Wednesday, March 07, 2007


Killer MiG-21...

Readerspeak: One more for RDB files

An Indian Air Force MiG-21 fighter jet crashed over West Bengal on Thursday, killing the pilot - Squadron Leader Swapnil Sakar Pandey. Pandey's cousin Vaibhav Vishal wrote in to ibnlive.com.

On Thursday, sometime during lunch, I saw the news ticker talking about some MiG-21 crash near Kurseong in West Bengal.

The pilot was feared killed, it said. "Yet another one for the RDB case files!", I thought to myself, feeling good about my astute social commentary skills, especially the wise 'RDB case files' bit, and continued digging my teeth into my lunch box.

The parathas were awesome.

At around 5:30 pm, my sister gave me a call. The aircraft was being piloted by Squadron Leader Swapnil Sakar Pandey. And he was killed, indeed.

I knew the guy as Golu. He was my brother. My first cousin. My aunt's only son.

Two years younger than me, Golu always always always wanted to be a fighter pilot with the Indian Air Force. He wanted to serve the country. He wanted to fight the enemy.

He wanted to fly those massive aircraft. I would always think hard why a multi-dimensional guy like him - somebody who could play six musical instruments and sing like a true blue rockstar; and paint, photograph and write with equal ease - would want to get into such a uni-dimensional job.

Fly, fly, fly, and then some more. Golu thought otherwise. And he clearly knew what he wanted. So a fighter pilot he did become the day he could.

Swapnil Sakar. Dream Fulfilled.

Till March 1, 2007. It was supposed to be a regular practice flight. Apparently, the plane developed a snag, as is now becoming a norm with the MiG-21s, immediately after the take off, with its tail catching fire.

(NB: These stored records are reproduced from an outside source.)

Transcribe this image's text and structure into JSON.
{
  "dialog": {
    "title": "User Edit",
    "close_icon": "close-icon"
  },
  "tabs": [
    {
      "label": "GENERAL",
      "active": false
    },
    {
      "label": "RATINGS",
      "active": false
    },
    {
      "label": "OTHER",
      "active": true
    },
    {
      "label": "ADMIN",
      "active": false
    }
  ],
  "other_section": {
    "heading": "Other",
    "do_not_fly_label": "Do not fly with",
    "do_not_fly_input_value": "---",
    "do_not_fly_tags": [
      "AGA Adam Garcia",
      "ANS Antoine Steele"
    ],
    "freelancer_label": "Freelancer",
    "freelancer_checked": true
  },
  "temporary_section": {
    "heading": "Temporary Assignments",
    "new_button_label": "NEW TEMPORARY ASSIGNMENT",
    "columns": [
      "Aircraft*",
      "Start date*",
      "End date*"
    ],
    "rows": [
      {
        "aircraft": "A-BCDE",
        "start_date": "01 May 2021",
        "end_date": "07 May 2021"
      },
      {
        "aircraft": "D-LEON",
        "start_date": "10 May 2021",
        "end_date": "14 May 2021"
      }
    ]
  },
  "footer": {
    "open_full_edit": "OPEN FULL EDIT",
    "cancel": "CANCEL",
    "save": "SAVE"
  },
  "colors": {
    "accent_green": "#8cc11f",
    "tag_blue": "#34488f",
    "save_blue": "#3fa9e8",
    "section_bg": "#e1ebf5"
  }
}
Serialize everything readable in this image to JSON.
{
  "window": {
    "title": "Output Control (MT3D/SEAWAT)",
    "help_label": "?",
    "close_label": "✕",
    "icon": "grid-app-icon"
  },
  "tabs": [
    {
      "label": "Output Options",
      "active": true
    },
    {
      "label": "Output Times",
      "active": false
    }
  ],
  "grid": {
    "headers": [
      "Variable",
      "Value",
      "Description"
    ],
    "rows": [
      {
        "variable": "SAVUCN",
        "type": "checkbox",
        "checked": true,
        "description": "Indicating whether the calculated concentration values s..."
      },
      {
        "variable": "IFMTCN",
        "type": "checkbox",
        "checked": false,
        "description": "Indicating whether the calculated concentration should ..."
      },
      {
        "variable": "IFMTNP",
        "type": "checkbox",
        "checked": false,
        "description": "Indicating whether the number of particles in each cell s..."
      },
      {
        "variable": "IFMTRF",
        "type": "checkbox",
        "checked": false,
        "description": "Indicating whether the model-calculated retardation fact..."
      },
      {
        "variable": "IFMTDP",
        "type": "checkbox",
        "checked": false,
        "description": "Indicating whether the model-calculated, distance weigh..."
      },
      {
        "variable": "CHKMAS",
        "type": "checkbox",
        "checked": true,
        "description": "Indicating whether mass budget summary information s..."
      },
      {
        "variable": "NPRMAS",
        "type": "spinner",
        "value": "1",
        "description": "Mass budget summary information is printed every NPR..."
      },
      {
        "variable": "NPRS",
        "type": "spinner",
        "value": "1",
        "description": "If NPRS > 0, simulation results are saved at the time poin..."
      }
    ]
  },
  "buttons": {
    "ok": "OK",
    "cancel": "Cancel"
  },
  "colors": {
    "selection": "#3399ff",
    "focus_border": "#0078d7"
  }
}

Our man could have ejected himself and saved his life, but the aircraft would have then crash-landed in a populated area. In order to save all those lives, Squadron Leader Pandey maneuvered the machine towards the forest area, and while he did try to eject himself post that, evidently, it was too late.

He saved the lives of unknown people when he could have saved his own. He could have, in the process, also saved the lives of his parents, his wife of one year, his three sisters and all of us from his extended family.

But he chose to save people he didn't know.

I don't want to blame the Indian Air Force for continuing to fly the MiG-21s, despite so many young men losing their lives. I don't want to blame the Chief of Air Staff, Air Chief Marshal SP Tyagi for his rather cold and callous statement with reference to my aunt: "She understands that there are risks involved in military aviation. Sometimes things don't work out. I am sorry that she has lost her kid," I don't want to blame the Air Force authorities for not finding the black box of the aircraft yet, or at least not telling the world about it. I don't want to blame anybody for killing my brother.

I'm glad he is gone.

Despite my crafty attempts at social commentaries, I really am at a loss to understand how this whole thing works.

RDB propagates killing the ones who are responsible for killing our young men. I don't want that. That is a route for the revolutionaries. And I really don't know how it helps, anyways.
For me, the solace lies in knowing that we are better off without such nice human beings. We deserve a world sans good people.

There is no place for the likes of Golu amongst us. We don't deserve such unselfish, sensitive men. We don't want such saviours. We don't want any patriots.

We want regular people around us who don't care. Because we don't care.

Call it pessimism. Call it giving up. Call it acceptance. The news never made it to the headlines. Yet another one, right! While the kid killed himself to save others, I continued biting into my parathas, didn't I? So should you.

Forward this note to people you know, if you can. If this can lead to even an iota of movement anywhere - amongst people like us or the babus, the ministers, the Forces OR within me, or you - Squadron Leader Pandey's last flight may just achieve the heights it could not.
Golu is dead. Now please help me kill my cynicism, guys.

(Vaibhav Vishal is Director, Program Development with MTV Networks India Pvt. Ltd.)

2 comments:

Vivek said...

I think its absolutely pathetic how the Government, the ministry of Defence in particular can simply keep its eyes closed to these regular murders. I call these a murder because someone in the Political & Bureaucratic set up thinks its okay to take the risk of people losing their lives knowing well that the planes have proved to be unflyworthy. I am no aeronautic expert but If I can see the numbers adding up to give me a picture I cant see why the experts would differ. In case the question today is about India being unable to purchase new planes because of lack of funds then we need to question as to whether we need such a large airforce??? I have many friends in the airforce and the army and it shakes me to my core to think that the decision makers treat these lives so frivolously.

Ritu said...

Hi,

True, each word reflects what is being done to our JAWANS inspite of their selfless service.

I am Ritu Jhingran, From Mumbai. Right now I am working on a documentary. I am looking for people like you and you aunt who have lost their loved one in Mig Crashes.

Please revert as your help can make a lot of difference to the documentary.

you can call me on +919323045144
or mail me on rituj23@gmail.com

thanking you n anticipation

Ritu